> [Information]:
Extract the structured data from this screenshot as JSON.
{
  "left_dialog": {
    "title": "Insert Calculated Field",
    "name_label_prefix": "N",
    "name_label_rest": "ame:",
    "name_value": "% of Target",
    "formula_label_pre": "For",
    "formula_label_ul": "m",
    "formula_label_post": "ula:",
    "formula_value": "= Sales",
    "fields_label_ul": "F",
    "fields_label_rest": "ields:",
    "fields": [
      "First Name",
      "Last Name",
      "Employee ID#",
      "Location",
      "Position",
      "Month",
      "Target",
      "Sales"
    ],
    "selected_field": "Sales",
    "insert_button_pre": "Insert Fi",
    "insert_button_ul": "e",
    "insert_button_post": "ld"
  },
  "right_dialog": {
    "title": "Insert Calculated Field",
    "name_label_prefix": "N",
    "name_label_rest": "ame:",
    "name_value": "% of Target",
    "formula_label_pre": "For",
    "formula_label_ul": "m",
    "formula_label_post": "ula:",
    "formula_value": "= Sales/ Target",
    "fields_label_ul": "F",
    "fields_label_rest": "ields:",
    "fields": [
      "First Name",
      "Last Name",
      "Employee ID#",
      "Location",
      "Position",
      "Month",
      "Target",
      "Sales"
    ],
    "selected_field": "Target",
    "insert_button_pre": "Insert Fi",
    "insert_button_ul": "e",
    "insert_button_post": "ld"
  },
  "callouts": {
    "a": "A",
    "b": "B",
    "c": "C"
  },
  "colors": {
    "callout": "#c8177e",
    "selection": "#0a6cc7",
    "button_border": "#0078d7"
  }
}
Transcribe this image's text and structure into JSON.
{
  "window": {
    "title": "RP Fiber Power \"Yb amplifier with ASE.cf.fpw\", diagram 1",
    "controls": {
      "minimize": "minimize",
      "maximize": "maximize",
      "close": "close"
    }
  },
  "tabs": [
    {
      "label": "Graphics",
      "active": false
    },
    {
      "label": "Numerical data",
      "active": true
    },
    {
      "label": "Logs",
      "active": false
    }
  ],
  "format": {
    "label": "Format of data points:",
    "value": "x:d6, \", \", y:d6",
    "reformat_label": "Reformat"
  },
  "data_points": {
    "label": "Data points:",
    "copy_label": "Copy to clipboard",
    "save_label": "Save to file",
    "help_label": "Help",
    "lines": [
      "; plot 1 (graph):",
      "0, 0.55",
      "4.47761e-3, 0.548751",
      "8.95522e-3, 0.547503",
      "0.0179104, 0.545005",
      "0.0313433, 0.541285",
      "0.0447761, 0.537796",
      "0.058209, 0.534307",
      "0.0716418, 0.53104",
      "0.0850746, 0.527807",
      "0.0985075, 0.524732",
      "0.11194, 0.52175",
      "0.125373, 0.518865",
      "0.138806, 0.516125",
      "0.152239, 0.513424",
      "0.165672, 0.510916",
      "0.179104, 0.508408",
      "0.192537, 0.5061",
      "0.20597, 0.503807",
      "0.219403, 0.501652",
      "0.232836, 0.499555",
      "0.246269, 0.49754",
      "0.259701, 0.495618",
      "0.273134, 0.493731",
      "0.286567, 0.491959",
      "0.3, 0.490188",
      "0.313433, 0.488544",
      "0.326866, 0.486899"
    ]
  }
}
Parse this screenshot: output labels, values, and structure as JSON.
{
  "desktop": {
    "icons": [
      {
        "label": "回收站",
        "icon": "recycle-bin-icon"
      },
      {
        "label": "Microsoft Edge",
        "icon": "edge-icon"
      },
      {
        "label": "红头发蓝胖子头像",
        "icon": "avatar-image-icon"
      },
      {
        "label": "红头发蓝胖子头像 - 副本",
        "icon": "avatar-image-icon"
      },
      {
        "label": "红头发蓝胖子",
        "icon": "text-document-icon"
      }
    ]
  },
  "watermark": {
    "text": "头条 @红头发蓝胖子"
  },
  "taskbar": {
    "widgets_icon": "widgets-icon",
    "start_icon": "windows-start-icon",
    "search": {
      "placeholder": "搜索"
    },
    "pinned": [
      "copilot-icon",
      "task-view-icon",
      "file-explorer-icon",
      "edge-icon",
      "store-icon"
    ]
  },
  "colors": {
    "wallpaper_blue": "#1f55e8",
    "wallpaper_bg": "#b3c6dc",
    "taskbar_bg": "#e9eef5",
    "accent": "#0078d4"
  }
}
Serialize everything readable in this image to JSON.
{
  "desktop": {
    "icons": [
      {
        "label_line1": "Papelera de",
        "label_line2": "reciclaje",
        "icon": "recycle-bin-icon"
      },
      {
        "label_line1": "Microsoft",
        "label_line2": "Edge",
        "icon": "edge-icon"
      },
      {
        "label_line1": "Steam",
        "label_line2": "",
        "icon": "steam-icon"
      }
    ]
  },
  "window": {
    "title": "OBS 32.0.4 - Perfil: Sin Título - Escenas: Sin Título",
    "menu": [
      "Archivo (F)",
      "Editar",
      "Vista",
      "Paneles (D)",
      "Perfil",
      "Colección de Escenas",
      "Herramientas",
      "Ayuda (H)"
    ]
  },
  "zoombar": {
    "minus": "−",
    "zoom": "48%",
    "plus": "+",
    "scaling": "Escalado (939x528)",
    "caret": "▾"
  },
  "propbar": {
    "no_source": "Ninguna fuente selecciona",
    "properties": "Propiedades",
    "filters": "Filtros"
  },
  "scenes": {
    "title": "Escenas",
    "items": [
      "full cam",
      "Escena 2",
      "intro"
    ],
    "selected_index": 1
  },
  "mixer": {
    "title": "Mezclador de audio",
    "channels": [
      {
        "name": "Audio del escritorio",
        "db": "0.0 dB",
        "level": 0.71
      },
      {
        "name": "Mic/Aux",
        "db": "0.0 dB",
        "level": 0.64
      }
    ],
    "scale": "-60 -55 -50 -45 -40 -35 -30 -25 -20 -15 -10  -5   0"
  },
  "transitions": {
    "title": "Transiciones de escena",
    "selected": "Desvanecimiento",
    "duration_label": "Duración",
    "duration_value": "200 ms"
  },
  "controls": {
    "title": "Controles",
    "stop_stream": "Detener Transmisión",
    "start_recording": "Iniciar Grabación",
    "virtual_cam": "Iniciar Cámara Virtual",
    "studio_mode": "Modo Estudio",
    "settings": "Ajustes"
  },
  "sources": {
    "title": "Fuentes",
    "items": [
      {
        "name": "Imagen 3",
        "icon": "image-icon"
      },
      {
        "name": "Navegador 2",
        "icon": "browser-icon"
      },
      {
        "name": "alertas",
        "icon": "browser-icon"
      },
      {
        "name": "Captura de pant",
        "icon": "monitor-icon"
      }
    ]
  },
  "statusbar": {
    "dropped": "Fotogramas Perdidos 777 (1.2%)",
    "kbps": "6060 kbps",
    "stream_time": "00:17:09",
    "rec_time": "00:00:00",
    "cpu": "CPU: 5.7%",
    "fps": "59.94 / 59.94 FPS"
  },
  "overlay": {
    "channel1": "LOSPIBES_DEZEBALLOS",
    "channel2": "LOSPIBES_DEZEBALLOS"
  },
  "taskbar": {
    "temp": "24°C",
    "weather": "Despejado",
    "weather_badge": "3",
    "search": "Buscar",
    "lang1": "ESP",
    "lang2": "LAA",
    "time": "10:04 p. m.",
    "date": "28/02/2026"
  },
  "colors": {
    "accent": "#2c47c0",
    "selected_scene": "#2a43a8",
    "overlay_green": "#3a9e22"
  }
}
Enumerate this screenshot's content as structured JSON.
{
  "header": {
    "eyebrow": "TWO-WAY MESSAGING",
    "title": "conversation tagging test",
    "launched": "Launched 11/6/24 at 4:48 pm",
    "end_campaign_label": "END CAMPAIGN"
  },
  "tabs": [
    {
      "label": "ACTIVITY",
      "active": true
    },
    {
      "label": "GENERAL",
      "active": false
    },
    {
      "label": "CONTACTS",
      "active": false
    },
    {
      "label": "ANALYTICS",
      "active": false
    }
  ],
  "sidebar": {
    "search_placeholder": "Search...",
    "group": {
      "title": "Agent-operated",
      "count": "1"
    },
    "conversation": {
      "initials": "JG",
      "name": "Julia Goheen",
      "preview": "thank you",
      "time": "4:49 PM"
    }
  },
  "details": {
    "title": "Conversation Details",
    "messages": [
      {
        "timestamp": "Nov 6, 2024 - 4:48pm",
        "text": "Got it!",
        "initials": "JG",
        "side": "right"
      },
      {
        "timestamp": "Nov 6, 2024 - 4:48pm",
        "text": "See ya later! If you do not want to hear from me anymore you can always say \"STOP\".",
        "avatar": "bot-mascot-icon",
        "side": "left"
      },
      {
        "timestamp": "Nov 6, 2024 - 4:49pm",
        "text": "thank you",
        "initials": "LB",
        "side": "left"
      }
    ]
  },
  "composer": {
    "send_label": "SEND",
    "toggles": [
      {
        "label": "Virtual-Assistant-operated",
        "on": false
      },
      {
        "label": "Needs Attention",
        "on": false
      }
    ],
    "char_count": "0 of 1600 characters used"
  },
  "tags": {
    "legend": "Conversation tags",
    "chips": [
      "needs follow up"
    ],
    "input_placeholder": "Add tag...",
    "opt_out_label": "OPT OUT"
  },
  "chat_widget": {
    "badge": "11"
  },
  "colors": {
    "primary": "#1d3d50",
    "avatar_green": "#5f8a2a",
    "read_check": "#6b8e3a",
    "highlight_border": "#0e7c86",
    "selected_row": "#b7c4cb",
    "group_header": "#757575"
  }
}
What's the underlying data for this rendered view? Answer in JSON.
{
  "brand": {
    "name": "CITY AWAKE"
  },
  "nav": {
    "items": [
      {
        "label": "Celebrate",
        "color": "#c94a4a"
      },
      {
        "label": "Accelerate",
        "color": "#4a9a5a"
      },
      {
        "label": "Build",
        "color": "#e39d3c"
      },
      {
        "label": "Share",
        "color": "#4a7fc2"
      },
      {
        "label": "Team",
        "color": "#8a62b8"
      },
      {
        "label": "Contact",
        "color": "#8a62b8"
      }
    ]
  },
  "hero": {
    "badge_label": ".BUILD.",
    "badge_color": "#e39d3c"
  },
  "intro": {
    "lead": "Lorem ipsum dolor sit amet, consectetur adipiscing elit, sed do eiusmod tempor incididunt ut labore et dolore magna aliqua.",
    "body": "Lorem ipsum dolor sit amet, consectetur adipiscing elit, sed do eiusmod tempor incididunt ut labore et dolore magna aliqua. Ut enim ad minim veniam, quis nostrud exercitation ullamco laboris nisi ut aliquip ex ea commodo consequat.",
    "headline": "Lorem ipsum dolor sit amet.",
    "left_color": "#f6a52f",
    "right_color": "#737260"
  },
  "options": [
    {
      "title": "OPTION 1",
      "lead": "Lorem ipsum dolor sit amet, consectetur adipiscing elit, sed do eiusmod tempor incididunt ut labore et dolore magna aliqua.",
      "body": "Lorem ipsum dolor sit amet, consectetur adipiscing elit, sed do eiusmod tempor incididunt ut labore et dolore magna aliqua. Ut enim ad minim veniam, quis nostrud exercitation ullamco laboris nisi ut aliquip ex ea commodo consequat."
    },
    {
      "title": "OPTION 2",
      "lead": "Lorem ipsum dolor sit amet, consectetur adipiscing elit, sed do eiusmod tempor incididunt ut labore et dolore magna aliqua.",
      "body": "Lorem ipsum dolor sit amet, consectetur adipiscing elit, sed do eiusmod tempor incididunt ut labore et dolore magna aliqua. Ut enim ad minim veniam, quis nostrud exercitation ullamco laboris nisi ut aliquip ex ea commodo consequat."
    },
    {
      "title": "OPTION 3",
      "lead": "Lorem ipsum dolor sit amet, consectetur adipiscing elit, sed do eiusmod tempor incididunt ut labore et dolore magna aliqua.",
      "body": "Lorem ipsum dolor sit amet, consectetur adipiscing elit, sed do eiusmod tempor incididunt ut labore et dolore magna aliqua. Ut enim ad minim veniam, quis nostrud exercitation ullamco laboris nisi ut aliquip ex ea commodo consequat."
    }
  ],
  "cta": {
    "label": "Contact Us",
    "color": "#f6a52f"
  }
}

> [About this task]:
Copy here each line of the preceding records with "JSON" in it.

> [Reply]:
Extract the structured data from this screenshot as JSON.
Transcribe this image's text and structure into JSON.
Parse this screenshot: output labels, values, and structure as JSON.
Serialize everything readable in this image to JSON.
Enumerate this screenshot's content as structured JSON.
What's the underlying data for this rendered view? Answer in JSON.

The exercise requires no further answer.